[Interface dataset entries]
══════

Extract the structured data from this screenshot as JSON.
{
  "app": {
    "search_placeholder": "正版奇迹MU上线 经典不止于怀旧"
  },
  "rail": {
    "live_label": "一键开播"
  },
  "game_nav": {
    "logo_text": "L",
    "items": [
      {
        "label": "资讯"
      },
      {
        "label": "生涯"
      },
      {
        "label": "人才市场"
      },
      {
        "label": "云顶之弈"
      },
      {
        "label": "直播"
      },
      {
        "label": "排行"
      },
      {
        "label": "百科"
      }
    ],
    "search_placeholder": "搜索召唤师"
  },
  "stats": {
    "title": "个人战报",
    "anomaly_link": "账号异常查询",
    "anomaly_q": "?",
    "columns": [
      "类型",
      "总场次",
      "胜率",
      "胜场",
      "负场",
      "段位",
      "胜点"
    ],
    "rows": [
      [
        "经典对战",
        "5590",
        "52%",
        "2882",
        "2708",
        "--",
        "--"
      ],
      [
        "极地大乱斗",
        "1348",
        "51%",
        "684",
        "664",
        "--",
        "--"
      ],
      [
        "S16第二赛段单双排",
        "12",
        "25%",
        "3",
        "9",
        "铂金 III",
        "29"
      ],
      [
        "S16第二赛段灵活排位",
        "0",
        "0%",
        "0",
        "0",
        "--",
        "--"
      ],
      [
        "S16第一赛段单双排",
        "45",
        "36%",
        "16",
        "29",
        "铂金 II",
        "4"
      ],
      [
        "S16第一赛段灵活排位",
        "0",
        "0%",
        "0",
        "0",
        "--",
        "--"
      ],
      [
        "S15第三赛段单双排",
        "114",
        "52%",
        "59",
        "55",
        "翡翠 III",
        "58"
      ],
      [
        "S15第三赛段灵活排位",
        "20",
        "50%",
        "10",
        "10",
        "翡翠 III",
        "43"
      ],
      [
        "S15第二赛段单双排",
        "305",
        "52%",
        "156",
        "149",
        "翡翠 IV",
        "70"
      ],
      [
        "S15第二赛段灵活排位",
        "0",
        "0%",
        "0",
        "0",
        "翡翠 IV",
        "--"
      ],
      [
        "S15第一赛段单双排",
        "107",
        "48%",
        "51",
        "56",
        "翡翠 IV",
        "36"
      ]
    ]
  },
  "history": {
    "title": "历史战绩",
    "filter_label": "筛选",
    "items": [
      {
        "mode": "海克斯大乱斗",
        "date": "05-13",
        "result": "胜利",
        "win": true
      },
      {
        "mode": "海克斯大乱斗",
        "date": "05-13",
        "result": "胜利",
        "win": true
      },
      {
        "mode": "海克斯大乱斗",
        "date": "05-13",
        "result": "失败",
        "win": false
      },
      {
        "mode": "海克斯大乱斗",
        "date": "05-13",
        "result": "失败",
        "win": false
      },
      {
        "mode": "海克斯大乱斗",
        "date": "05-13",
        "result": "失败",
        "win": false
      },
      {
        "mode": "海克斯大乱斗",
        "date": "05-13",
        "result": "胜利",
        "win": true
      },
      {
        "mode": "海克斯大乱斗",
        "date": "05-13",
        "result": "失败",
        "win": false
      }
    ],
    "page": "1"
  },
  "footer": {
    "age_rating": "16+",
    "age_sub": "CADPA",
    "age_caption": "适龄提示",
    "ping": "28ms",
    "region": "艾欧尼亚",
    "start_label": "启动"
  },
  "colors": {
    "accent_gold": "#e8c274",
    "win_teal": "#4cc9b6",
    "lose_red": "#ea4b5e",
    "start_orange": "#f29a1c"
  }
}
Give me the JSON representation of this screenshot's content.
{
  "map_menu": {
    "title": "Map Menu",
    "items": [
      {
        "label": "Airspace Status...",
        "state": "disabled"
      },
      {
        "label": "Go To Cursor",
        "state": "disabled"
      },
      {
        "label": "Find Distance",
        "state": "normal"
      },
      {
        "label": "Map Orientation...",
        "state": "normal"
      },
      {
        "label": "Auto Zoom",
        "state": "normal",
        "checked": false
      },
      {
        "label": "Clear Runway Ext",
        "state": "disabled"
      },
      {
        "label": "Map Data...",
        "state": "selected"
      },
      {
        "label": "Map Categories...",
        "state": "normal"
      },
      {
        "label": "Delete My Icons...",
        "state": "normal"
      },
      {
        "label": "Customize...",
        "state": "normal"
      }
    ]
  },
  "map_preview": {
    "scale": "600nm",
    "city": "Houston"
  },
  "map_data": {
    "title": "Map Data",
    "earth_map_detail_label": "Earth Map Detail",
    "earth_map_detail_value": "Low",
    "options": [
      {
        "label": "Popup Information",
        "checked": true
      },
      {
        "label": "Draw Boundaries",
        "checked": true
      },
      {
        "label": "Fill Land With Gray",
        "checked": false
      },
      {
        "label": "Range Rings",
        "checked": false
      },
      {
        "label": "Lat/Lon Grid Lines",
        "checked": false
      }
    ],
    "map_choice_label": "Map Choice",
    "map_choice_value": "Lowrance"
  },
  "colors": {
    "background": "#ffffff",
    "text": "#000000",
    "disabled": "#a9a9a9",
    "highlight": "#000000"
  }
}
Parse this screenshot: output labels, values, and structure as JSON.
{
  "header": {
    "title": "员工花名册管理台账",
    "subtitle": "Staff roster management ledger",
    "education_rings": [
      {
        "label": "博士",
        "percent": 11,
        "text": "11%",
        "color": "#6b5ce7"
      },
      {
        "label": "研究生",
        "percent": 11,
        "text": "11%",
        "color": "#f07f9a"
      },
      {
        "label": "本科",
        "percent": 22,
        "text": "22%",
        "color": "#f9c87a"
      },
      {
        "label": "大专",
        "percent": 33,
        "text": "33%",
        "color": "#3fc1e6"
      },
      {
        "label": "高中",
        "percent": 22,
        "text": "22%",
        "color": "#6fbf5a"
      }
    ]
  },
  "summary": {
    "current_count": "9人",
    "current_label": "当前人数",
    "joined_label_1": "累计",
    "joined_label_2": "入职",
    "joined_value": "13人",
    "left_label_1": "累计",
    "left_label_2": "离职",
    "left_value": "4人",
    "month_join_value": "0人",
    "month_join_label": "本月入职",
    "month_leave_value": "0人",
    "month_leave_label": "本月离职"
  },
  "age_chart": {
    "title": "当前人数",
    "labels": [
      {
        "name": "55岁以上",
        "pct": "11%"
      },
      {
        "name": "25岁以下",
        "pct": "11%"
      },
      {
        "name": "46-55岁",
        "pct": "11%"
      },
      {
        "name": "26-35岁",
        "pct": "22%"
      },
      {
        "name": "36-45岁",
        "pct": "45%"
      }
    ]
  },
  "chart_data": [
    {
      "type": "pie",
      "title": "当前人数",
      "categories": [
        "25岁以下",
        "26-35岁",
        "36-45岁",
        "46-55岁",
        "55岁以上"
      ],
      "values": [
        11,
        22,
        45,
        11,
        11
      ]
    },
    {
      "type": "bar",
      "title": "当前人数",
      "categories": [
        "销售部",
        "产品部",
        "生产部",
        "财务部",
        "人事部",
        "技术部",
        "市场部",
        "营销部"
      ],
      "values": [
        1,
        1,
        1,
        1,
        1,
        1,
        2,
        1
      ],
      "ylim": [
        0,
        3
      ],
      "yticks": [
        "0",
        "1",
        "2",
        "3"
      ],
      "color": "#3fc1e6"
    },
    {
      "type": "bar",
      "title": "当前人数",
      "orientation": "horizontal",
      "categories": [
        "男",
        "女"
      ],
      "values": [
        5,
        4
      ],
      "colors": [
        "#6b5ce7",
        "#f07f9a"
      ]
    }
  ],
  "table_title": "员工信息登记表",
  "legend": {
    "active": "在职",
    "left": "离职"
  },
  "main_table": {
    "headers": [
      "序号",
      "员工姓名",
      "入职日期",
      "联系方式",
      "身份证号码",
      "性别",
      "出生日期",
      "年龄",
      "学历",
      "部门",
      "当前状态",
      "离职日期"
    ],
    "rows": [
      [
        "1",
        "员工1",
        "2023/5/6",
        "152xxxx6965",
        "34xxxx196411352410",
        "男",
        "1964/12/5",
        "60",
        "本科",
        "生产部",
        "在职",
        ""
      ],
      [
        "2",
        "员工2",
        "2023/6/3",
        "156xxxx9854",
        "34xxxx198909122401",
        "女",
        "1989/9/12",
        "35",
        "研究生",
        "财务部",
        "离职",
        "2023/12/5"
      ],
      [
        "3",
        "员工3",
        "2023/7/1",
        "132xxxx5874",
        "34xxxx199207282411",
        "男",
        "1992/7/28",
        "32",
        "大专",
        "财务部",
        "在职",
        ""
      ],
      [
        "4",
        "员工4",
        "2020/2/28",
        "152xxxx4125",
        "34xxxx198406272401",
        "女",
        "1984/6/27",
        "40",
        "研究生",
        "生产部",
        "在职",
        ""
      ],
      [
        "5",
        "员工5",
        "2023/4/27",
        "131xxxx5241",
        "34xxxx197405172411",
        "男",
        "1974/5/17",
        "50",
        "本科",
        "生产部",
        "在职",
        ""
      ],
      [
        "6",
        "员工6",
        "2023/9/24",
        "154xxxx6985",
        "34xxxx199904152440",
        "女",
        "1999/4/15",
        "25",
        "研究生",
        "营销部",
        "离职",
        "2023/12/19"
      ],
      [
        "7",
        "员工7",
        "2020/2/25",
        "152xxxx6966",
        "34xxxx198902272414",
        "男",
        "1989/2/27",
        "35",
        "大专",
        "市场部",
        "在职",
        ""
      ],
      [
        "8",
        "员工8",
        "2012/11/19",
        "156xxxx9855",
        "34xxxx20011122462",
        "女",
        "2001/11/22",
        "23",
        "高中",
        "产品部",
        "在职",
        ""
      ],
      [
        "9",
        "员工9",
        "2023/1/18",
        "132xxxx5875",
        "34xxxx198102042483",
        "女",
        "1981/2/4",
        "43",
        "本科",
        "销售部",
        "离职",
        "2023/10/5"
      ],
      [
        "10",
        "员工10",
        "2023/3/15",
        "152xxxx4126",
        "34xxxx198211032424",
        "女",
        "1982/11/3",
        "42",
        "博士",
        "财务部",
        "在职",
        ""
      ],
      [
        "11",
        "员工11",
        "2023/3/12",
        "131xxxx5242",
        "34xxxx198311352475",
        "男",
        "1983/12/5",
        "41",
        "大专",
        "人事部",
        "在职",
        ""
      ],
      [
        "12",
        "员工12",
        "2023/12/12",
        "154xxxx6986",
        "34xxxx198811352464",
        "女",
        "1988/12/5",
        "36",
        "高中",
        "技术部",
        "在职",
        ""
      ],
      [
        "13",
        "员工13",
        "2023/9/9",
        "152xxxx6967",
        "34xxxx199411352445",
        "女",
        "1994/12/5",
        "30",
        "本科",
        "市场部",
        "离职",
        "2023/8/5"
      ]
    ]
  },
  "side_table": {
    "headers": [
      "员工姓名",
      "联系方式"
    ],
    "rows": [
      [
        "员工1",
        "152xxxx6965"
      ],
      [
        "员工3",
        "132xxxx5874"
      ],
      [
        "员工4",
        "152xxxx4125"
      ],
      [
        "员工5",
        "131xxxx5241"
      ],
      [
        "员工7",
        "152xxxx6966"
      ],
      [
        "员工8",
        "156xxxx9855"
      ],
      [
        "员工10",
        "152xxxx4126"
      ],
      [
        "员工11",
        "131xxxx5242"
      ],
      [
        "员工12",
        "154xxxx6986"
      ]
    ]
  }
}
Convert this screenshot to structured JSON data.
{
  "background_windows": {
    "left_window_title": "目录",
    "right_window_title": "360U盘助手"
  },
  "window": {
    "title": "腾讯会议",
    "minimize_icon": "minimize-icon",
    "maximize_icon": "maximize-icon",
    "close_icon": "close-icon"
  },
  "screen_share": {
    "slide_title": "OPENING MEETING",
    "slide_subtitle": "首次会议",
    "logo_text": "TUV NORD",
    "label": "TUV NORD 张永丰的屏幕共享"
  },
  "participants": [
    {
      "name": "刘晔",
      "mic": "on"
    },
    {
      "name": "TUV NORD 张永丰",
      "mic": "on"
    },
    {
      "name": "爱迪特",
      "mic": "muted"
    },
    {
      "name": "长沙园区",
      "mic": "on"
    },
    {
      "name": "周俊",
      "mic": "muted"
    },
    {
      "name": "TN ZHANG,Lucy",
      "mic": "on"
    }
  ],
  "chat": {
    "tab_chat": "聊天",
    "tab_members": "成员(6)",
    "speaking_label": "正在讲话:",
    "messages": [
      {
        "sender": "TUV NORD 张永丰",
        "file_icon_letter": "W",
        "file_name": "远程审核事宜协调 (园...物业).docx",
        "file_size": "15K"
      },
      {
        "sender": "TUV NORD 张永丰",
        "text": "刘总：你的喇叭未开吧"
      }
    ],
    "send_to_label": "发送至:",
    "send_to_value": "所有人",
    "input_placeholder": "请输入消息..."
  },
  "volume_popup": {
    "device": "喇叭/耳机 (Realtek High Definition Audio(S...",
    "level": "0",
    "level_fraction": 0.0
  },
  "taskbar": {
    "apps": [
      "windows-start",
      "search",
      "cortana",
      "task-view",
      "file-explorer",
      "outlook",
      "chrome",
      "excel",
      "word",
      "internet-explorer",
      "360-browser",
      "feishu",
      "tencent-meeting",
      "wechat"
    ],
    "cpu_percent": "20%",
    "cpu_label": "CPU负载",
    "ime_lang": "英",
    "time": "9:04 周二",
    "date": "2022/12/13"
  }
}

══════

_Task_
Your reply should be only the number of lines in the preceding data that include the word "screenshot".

_Solution for this task_
4